:: Assignment ::
Show all lines of the entries in which the word "JSON" is found.

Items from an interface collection
* * *
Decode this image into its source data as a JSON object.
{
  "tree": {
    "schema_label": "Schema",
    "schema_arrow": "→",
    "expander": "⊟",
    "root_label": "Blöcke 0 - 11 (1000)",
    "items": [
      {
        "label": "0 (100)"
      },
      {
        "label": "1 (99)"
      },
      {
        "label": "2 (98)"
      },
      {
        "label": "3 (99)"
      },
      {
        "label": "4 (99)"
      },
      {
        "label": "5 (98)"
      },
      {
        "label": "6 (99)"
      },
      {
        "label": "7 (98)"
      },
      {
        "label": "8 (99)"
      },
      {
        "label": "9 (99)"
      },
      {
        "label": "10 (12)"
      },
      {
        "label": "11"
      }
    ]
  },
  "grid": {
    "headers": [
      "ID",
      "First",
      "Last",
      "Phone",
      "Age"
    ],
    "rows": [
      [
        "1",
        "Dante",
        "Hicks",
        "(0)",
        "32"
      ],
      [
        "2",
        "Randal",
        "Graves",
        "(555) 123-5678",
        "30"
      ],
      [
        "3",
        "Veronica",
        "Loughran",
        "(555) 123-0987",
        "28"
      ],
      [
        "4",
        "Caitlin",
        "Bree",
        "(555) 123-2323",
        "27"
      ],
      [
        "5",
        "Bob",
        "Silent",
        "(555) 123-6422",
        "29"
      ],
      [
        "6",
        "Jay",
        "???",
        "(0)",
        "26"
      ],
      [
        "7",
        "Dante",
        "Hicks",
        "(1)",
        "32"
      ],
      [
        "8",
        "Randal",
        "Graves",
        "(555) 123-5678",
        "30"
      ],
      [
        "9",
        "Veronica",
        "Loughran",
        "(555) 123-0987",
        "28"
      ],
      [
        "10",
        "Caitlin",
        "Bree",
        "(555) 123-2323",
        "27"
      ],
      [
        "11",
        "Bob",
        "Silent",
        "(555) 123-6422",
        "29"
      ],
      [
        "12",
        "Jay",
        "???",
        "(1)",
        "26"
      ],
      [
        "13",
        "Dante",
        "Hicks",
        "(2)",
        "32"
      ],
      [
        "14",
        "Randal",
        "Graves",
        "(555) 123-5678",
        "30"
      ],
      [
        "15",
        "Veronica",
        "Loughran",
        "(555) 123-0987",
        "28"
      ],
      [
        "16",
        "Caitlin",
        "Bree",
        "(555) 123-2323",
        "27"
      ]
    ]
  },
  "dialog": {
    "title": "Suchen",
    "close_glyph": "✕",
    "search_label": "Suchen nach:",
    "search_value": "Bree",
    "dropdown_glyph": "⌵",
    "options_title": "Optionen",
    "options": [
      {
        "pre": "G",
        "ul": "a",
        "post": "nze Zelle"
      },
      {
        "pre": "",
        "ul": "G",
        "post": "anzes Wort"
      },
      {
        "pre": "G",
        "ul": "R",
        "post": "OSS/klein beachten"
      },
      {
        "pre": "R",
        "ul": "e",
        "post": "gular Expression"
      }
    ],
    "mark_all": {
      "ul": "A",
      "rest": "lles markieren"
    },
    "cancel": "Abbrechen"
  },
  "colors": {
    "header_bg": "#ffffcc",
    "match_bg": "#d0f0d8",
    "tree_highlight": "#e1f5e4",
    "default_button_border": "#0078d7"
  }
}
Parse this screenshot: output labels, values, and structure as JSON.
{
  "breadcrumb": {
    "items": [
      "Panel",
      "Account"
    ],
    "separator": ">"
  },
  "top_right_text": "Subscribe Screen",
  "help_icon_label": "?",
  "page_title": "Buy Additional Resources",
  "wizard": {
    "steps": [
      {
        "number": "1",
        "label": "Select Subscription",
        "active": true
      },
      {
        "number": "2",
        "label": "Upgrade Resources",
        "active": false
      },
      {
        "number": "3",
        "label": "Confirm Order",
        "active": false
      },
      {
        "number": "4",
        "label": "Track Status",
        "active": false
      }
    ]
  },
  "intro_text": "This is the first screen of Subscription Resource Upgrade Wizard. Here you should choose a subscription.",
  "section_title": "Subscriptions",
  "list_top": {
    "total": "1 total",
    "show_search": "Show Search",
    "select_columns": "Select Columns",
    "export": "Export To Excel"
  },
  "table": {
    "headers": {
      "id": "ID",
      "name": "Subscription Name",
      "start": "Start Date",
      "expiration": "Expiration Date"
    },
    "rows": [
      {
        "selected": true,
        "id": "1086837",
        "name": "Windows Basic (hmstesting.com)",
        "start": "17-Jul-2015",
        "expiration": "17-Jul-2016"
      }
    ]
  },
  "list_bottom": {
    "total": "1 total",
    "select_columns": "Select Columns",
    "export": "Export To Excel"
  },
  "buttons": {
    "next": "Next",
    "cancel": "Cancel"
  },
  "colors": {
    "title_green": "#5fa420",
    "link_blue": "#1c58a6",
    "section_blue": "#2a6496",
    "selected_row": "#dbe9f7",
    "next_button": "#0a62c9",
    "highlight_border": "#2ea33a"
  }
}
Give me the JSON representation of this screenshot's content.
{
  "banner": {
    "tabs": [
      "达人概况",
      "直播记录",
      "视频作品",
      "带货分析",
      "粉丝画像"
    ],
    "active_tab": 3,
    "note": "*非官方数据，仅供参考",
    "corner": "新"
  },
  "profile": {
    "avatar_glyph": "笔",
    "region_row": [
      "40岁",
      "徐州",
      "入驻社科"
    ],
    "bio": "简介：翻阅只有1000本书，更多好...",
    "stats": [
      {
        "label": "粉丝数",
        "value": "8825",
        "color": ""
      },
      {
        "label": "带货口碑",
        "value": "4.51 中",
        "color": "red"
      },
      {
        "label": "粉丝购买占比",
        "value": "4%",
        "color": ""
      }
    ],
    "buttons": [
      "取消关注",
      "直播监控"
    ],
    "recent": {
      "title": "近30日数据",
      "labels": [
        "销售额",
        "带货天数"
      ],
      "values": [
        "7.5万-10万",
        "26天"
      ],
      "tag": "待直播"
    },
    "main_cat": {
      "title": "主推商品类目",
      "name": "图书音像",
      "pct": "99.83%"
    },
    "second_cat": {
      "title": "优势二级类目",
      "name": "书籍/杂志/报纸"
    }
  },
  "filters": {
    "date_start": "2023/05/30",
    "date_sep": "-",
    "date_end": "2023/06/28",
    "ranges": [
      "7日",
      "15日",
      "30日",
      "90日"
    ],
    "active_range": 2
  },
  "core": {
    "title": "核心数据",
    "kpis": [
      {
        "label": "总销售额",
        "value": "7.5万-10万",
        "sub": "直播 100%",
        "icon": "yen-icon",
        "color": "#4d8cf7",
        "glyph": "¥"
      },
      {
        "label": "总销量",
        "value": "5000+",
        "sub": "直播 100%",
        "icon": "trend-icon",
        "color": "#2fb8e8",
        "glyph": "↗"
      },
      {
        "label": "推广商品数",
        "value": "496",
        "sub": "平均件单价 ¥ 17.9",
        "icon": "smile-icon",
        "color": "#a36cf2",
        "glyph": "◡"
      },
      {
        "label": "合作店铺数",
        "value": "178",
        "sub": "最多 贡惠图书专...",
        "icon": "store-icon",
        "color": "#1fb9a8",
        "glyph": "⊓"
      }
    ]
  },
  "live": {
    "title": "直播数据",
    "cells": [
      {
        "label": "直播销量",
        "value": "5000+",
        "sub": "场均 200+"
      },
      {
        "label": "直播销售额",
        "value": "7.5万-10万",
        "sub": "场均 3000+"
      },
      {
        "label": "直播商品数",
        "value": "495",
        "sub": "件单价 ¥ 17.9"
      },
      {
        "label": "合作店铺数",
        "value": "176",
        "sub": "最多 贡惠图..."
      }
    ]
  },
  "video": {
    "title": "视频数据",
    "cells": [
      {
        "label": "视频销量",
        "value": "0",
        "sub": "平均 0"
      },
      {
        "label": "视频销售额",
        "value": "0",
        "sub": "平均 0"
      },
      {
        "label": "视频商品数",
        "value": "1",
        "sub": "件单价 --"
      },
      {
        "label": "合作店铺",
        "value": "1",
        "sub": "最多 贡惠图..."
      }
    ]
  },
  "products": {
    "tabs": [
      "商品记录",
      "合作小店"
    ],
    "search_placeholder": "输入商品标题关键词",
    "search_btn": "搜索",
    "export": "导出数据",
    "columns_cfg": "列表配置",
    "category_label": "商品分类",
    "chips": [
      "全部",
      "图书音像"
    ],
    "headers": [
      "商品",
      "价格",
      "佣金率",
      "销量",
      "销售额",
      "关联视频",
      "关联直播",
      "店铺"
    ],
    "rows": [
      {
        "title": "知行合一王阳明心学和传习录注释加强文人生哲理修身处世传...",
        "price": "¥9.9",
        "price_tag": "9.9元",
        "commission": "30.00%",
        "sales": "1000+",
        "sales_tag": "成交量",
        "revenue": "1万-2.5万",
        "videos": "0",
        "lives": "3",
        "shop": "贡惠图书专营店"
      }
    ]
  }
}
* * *
:: Response box ::
Decode this image into its source data as a JSON object.
Parse this screenshot: output labels, values, and structure as JSON.
Give me the JSON representation of this screenshot's content.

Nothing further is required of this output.